Hitting the government's target to double exports by 2020 will be a "big stretch", so a lot depends on the new measures announced
Last week, trade minister Francis Maude publicly acknowledged what civil servants have privately been saying for some time: that meeting the government’s target to double exports to £1trn by 2020 would be a “big stretch”. The CBI has recently estimated that the target is likely to be missed by about £300bn. So what should businesses make of the new measures announced by UK Trade & Investment (UKTI) to support UK exporters?
Three things stood out for me:
1. The Maude agenda is well and truly underway
Francis Maude’s appointment as trade minister in May last year was greeted with some surprise by business. Having a politician in charge of the trade brief was a departure from the form guide – Maude was preceded by business big hitters Ian Livingston and Stephen Green, supported by chief executives at UK Trade & Investment (UKTI) largely drawn from within the civil service.
This arrangement has been turned on its head with a political Minister (albeit with significant business experience) now supported by a chief executive drawn from business – Dr Catherine Raines – who built her career in the private sector before her most recent role running UKTI in China.
Reading Ian Livingston’s reflections on his tenure as trade minister in a recent interview for the Institute for Government, I was left thinking that this set up – a political minister who can navigate Whitehall and a UKTI CEO who understands business – probably provides a more solid foundation for success. That must surely be the case in the context of the changes announced last week, which will involve ministers across Whitehall taking ownership for the government’s export ambitions.
If Maude is successful this could genuinely lead to more joined-up government, which is something business has been calling for for some time.
2. UKTI is getting digital

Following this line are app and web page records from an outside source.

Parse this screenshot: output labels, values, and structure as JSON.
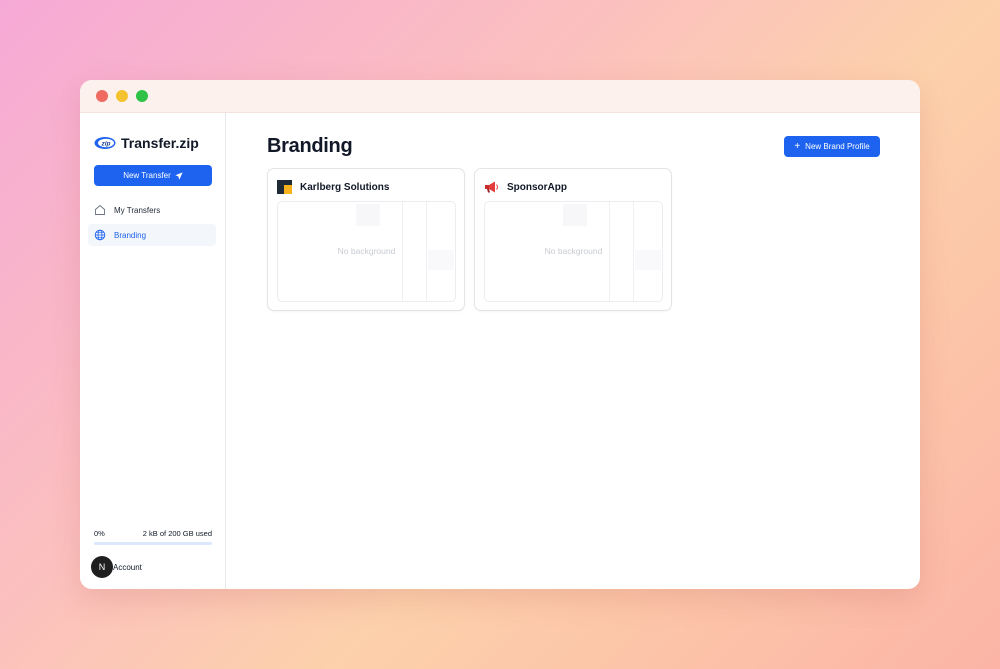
{
  "app": {
    "name": "Transfer.zip",
    "logo_text": "zip"
  },
  "sidebar": {
    "new_transfer_label": "New Transfer",
    "items": [
      {
        "label": "My Transfers",
        "icon": "home-icon",
        "active": false
      },
      {
        "label": "Branding",
        "icon": "globe-icon",
        "active": true
      }
    ],
    "storage": {
      "percent_label": "0%",
      "usage_label": "2 kB of 200 GB used",
      "fraction_used": 0
    },
    "account": {
      "avatar_letter": "N",
      "label": "Account"
    }
  },
  "main": {
    "title": "Branding",
    "new_brand_label": "New Brand Profile",
    "profiles": [
      {
        "name": "Karlberg Solutions",
        "icon": "karlberg-logo-icon",
        "preview_text": "No background"
      },
      {
        "name": "SponsorApp",
        "icon": "megaphone-icon",
        "preview_text": "No background"
      }
    ]
  },
  "colors": {
    "accent": "#1d63f0",
    "traffic_red": "#ef6a60",
    "traffic_yellow": "#f5c22f",
    "traffic_green": "#2fc247"
  }
}
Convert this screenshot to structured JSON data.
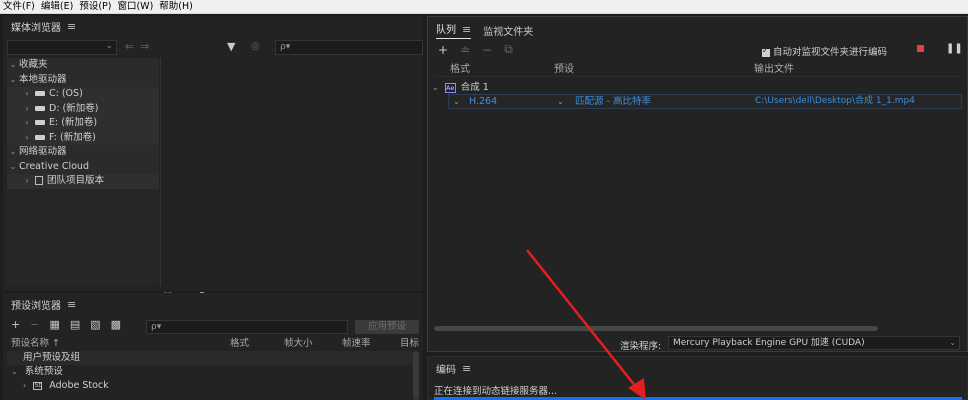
{
  "menubar": {
    "items": [
      "文件(F)",
      "编辑(E)",
      "预设(P)",
      "窗口(W)",
      "帮助(H)"
    ]
  },
  "media_browser": {
    "title": "媒体浏览器",
    "search_placeholder": "ρ▾",
    "tree": [
      {
        "label": "收藏夹",
        "type": "section"
      },
      {
        "label": "本地驱动器",
        "type": "section"
      },
      {
        "label": "C: (OS)",
        "type": "drive"
      },
      {
        "label": "D: (新加卷)",
        "type": "drive"
      },
      {
        "label": "E: (新加卷)",
        "type": "drive"
      },
      {
        "label": "F: (新加卷)",
        "type": "drive"
      },
      {
        "label": "网络驱动器",
        "type": "section"
      },
      {
        "label": "Creative Cloud",
        "type": "section"
      },
      {
        "label": "团队项目版本",
        "type": "item"
      }
    ]
  },
  "preset_browser": {
    "title": "预设浏览器",
    "search_placeholder": "ρ▾",
    "apply_label": "应用预设",
    "columns": [
      "预设名称 ↑",
      "格式",
      "帧大小",
      "帧速率",
      "目标"
    ],
    "rows": [
      {
        "label": "用户预设及组"
      },
      {
        "label": "系统预设"
      },
      {
        "label": "Adobe Stock"
      }
    ]
  },
  "queue": {
    "tabs": [
      "队列",
      "监视文件夹"
    ],
    "auto_watch_label": "自动对监视文件夹进行编码",
    "columns": [
      "格式",
      "预设",
      "输出文件"
    ],
    "group_label": "合成 1",
    "group_badge": "Ae",
    "job": {
      "format": "H.264",
      "preset": "匹配源 - 高比特率",
      "output": "C:\\Users\\dell\\Desktop\\合成 1_1.mp4"
    },
    "renderer_label": "渲染程序:",
    "renderer_value": "Mercury Playback Engine GPU 加速 (CUDA)"
  },
  "encoding": {
    "title": "编码",
    "status": "正在连接到动态链接服务器..."
  },
  "colors": {
    "accent": "#1473e6",
    "link": "#3e8ee0",
    "stop": "#e04040",
    "annotation_arrow": "#e02020"
  }
}
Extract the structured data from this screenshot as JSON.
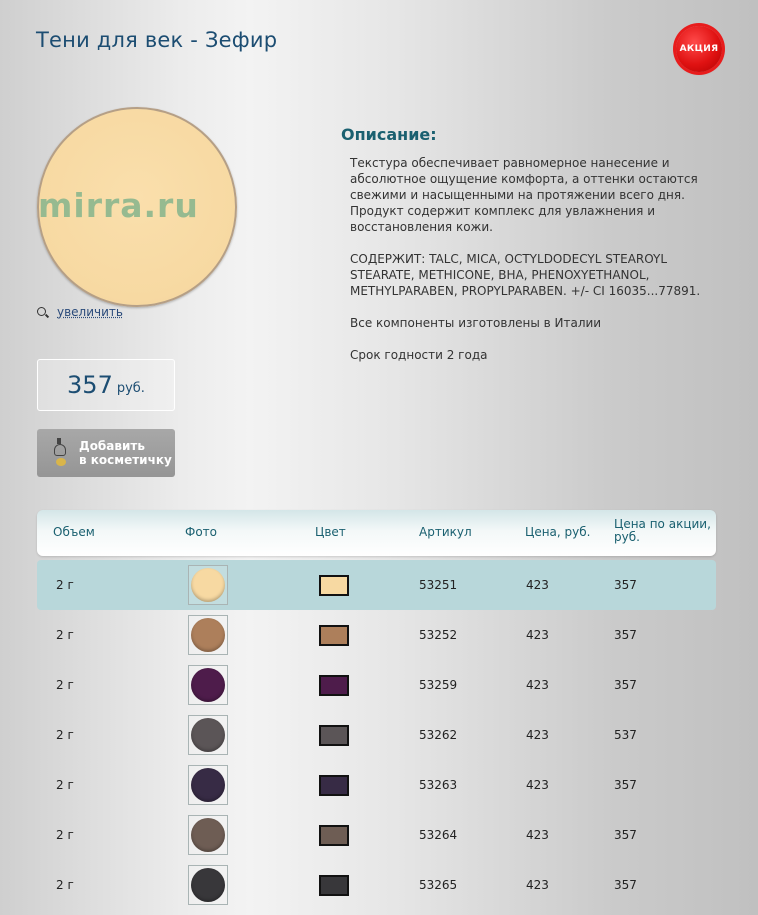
{
  "product": {
    "title": "Тени для век - Зефир",
    "promo_badge": "АКЦИЯ",
    "watermark": "mirra.ru",
    "zoom_label": "увеличить",
    "price": "357",
    "currency": "руб.",
    "cart_label_line1": "Добавить",
    "cart_label_line2": "в косметичку",
    "image_color": "#f7d9a2"
  },
  "description": {
    "heading": "Описание:",
    "p1": "Текстура обеспечивает равномерное нанесение и абсолютное ощущение комфорта, а оттенки остаются свежими и насыщенными на протяжении всего дня. Продукт содержит комплекс для увлажнения и восстановления кожи.",
    "p2": "СОДЕРЖИТ: TALC, MICA, OCTYLDODECYL STEAROYL STEARATE, METHICONE, BHA, PHENOXYETHANOL, METHYLPARABEN, PROPYLPARABEN. +/- CI 16035...77891.",
    "p3": "Все компоненты изготовлены в Италии",
    "p4": "Срок годности 2 года"
  },
  "table": {
    "headers": [
      "Объем",
      "Фото",
      "Цвет",
      "Артикул",
      "Цена, руб.",
      "Цена по акции, руб."
    ],
    "rows": [
      {
        "volume": "2 г",
        "color": "#f7d9a2",
        "sku": "53251",
        "price": "423",
        "promo": "357",
        "selected": true
      },
      {
        "volume": "2 г",
        "color": "#ad7f5b",
        "sku": "53252",
        "price": "423",
        "promo": "357",
        "selected": false
      },
      {
        "volume": "2 г",
        "color": "#4e1c4b",
        "sku": "53259",
        "price": "423",
        "promo": "357",
        "selected": false
      },
      {
        "volume": "2 г",
        "color": "#5b5557",
        "sku": "53262",
        "price": "423",
        "promo": "537",
        "selected": false
      },
      {
        "volume": "2 г",
        "color": "#372b45",
        "sku": "53263",
        "price": "423",
        "promo": "357",
        "selected": false
      },
      {
        "volume": "2 г",
        "color": "#6e5d54",
        "sku": "53264",
        "price": "423",
        "promo": "357",
        "selected": false
      },
      {
        "volume": "2 г",
        "color": "#38373a",
        "sku": "53265",
        "price": "423",
        "promo": "357",
        "selected": false
      }
    ]
  }
}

Lord Maude also brings to UKTI the experience of overseeing the development of the Government Digital Service (GDS) during the last parliament – and digital, in all its guises, is not something governments tend to do very well.
The use of digital at UKTI has improved significantly in recent years – especially through the development of a better website and more webinar content on overseas business opportunities. But the commitment to creating a single online resource to access government export support is welcome.
This should contain information about the full spectrum of support government offers, from trade missions and market opportunities, to details of financing and country risk information. Encouragingly it seems government is recruiting the right people to set this up as a colleague at Tech City mentioned to me just last week that there is extra competition for talent – and industry competitive salaries on offer.
3. The hardest test is yet to come
Of course what’s important to business is the support that’s on offer, not the ins and outs of changes in Whitehall.
As always with government announcements, the devil will be in the delivery. For these changes to be a success UKTI will need to tell businesses what they mean and make sure exporters are aware of the new products and services on offer. This hasn’t always been done well in the past.